Doc on Indigenous musicians kicks off Edmonton's Northwest Fest

A documentary film screening tonight at Edmonton’s Northwest Fest explores how a generation of Indigenous musicians has transformed colonial trauma into powerful art.

University of Alberta grad Leela Gilday helped inspire the film

Juno Award-winning singer-songwriter Leela Gilday helped inspire When They Awake, a film about the power of Indigenous music. (Shawna McLeod)

A documentary film kicking off Edmonton's NorthwestFest explores how a generation of Indigenous musicians has transformed colonial trauma into powerful art.

When They Awake screens tonight (May 3) at 7 p.m. at Edmonton's Metro Cinema, 8712 109th St.

The festival, a celebration of non-fiction, music and documentary filmmaking, runs until May 13. All films and events are at Metro Cinema and the Art Gallery of Alberta.

When They Awake, which also kicked off the Calgary International Film Festival last fall, features more than 20 Indigenous musicians, including A Tribe Called Red, Tanya Tagaq, The Jerry Cans and University of Alberta graduate Leela Gilday.

Gilday, a singer-songwriter based in Yellowknife, was an important figure in getting the film made, according to one of its directors.

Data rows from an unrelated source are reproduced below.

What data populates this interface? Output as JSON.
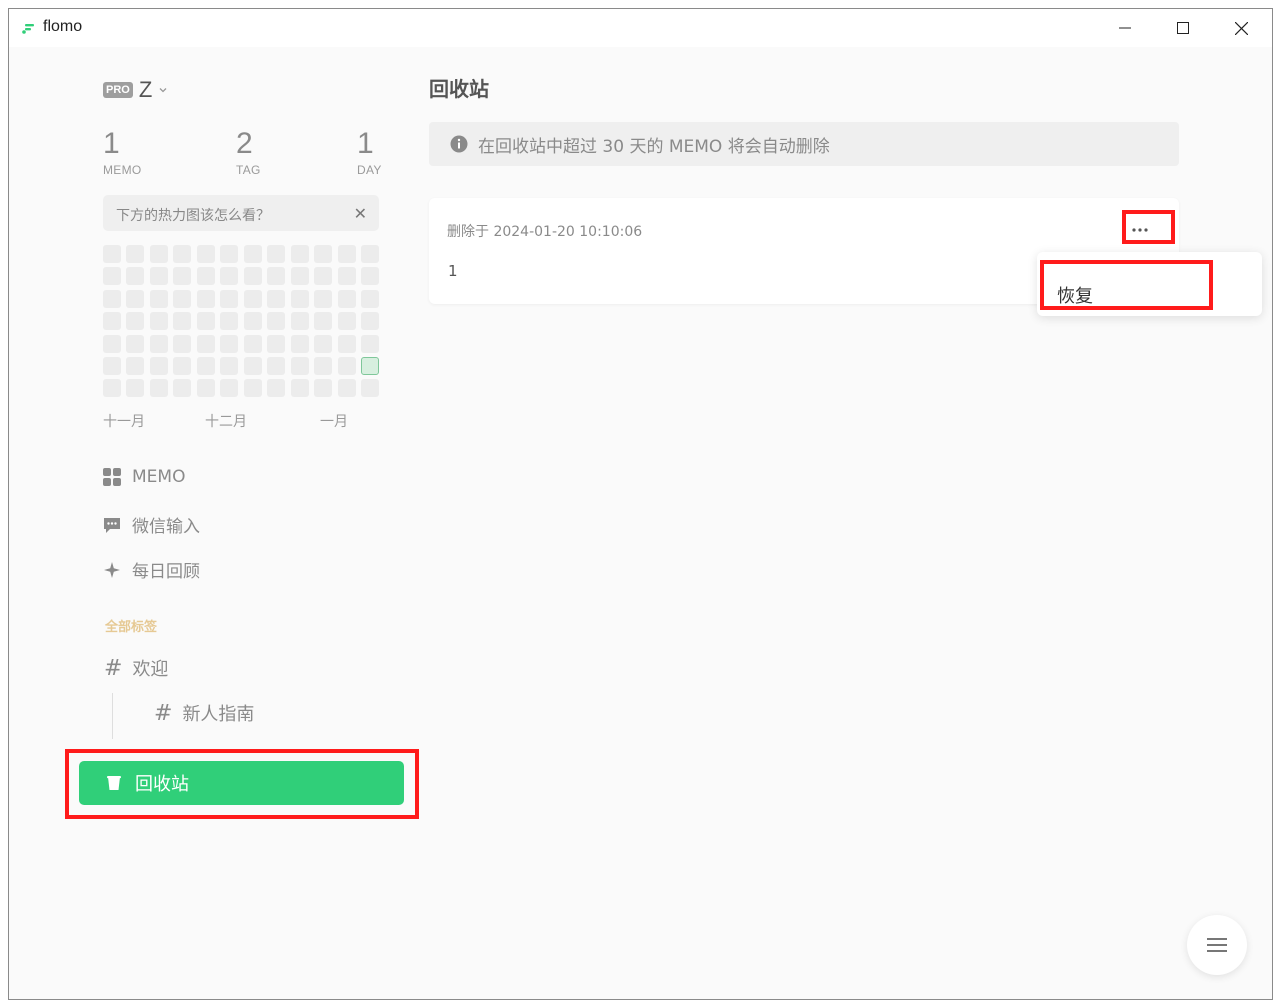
{
  "window": {
    "title": "flomo"
  },
  "user": {
    "badge": "PRO",
    "name": "Z"
  },
  "stats": [
    {
      "num": "1",
      "label": "MEMO"
    },
    {
      "num": "2",
      "label": "TAG"
    },
    {
      "num": "1",
      "label": "DAY"
    }
  ],
  "heatmap": {
    "hint": "下方的热力图该怎么看？",
    "months": [
      "十一月",
      "十二月",
      "一月"
    ],
    "active_cells": 1
  },
  "nav": {
    "memo": "MEMO",
    "wechat": "微信输入",
    "review": "每日回顾"
  },
  "tags": {
    "header": "全部标签",
    "items": [
      "欢迎",
      "新人指南"
    ]
  },
  "trash_button": "回收站",
  "main": {
    "title": "回收站",
    "notice": "在回收站中超过 30 天的 MEMO 将会自动删除",
    "memo": {
      "meta": "删除于 2024-01-20 10:10:06",
      "content": "1"
    },
    "menu": {
      "restore": "恢复"
    }
  },
  "colors": {
    "accent": "#30cf79",
    "highlight": "#ff1b1b"
  }
}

Co-directors Hermon Farahi and PJ Marcellino travelled to the Northwest Territories to document Listen Up! NWT, a musical education project for school children in six communities. Gilday was working with students there and helped inspire the directors to create a bigger film with a wider scope.

"That project was the spark that revealed to us that there was a huge resurgence of Indigenous music that has really pushed forward a new generation of artists and a new generation of audiences," Farahi said Wednesday on CBC Radio's Edmonton AM.

The film's title comes from an 1885 quotation attributed to Métis leader Louis Riel: "My people will sleep for one hundred years, but when they awake it will be the artists who give them back their spirit."

The non-Indigenous directors used music a way to bring stories of political activism and cultural reclamation among Indigenous communities to mainstream audiences.

Indigenous musicians, Farahi said, "are translating 500 years of colonial relationship into something new and welcoming to people who never lived through that period."

"Music somehow has a capacity to touch your soul and create a space of healing."

A songwriters' circle performance featuring Don Amero, Leela Gilday, Jay Gilday and Trent Agecoutay will take place after the screening.